A new feature for its genetically modified corn seeds that it says will not only boost yields but cut down on fertilizer use and carbon-dioxide emissions is being introduced by Monsanto Co., a lightning rod for critics of modern agricultural techniques.
A friendly fungus that helps corn plants in their earliest growth stages has been used to make a coating for seed by the seed giant along with with Danish company Novozymes A/S.
Microbial technology technology is the basis of this research in which scientists look to fungi and other organisms such as bacteria to help farmers and the St. Louis-based Monsanto, which earlier this year agreed to be acquired by Germany’s Bayer AG, is hailing the product as a breakthrough in this technology.
The companies said in a joint statement on Monday, that compared to those that had not been treated by the company product, corn crops treated with the new Monsanto-Novozymes microbial — officially known as Acceleron B-300 SAT — had far better yields.
Unlike previous versions of similar coatings, the new product is compatible with other chemical treatments and stays on seeds longer. By 2025, this new coating could be applied to more than 90 million acres (36 million hectares).
Colin Bletsky, vice president for Novozymes’ BioAg unit said that the seed treatment could “become one of the biggest biological products in the ag industry.” “Harnessing the power of nature’s microbes, farmers will be able to produce more crops,” Bletsky said.
Monsanto spokesman John Combest told that media that synthetic chemical treatments for seeds is a mature industry and for decades now, farmers Bottom of Form
have been using synthetic chemical treatments for seeds for decades to protect plants from pests as they take root.

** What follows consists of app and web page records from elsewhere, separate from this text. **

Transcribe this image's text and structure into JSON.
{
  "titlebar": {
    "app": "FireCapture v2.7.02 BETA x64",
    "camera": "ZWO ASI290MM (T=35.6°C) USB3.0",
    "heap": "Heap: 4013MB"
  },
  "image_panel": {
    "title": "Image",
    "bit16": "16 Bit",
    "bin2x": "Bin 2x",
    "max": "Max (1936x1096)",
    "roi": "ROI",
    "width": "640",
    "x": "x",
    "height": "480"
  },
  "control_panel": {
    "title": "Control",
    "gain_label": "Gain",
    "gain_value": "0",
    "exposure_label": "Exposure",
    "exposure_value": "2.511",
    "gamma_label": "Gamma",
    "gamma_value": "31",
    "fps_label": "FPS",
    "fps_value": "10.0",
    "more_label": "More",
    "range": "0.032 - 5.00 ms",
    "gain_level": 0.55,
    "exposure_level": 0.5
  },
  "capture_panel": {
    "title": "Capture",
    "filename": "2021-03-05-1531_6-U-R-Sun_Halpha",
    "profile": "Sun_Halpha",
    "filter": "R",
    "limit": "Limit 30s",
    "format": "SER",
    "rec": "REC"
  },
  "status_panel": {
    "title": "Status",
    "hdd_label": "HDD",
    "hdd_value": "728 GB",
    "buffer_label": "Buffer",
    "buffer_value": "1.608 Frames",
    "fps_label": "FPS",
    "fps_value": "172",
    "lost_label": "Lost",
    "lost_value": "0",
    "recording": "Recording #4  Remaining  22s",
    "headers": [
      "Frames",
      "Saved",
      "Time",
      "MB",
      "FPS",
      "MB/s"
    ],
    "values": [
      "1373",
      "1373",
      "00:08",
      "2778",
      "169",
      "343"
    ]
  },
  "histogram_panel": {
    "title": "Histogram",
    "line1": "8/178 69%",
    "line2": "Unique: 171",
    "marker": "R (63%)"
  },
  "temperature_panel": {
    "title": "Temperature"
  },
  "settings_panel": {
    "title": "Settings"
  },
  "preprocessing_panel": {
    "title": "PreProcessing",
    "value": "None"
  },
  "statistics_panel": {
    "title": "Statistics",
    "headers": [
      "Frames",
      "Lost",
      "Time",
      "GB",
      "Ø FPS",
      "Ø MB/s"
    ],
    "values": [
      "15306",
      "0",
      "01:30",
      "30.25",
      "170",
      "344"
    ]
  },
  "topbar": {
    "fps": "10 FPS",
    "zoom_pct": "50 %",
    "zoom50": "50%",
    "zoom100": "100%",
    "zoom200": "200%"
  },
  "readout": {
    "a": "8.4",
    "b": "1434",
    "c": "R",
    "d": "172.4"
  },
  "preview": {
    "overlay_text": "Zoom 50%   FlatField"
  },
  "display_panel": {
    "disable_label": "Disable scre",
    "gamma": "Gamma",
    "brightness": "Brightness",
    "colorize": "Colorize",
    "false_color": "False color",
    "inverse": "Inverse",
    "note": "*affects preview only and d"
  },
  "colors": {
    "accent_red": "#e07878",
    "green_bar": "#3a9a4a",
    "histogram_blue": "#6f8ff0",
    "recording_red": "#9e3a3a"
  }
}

He said that it has only been in the last decade or so that microbial seed treatments, in contrast, are niche products that have boomed in usage and research. Combest said that while traditional chemicals and pesticides is a market valued at about $240 billion, the agricultural microbial market currently has about $1.8 billion in sales.
The new microbial coating helps the roots of plants to access nitrogen and phosphorus in the soil as it works by growing along the roots of plants and has been derived from a fungus called Penicillium bilaiae. According to the release, yield were boosted by more than 3 bushels an acre on average during trials for crops that were treated with the new microbial coating.
The spores will stay on the seeds for two years. Farmers had to face a time limit on planting the seeds that were treated with the previous version of the product was known as JumpStart in which the coating remained on the seeds for a mere 120 days in comparison.
Additionally, since JumpStart wasn’t compatible with traditional chemical treatments, including insecticides and fungicides, farmers took care of applying JumpStart to seeds themselves. Now, Monsanto says it can include the microbial along with other coatings before shipping them to retailers and farmers.
(Adapted from Bloomberg)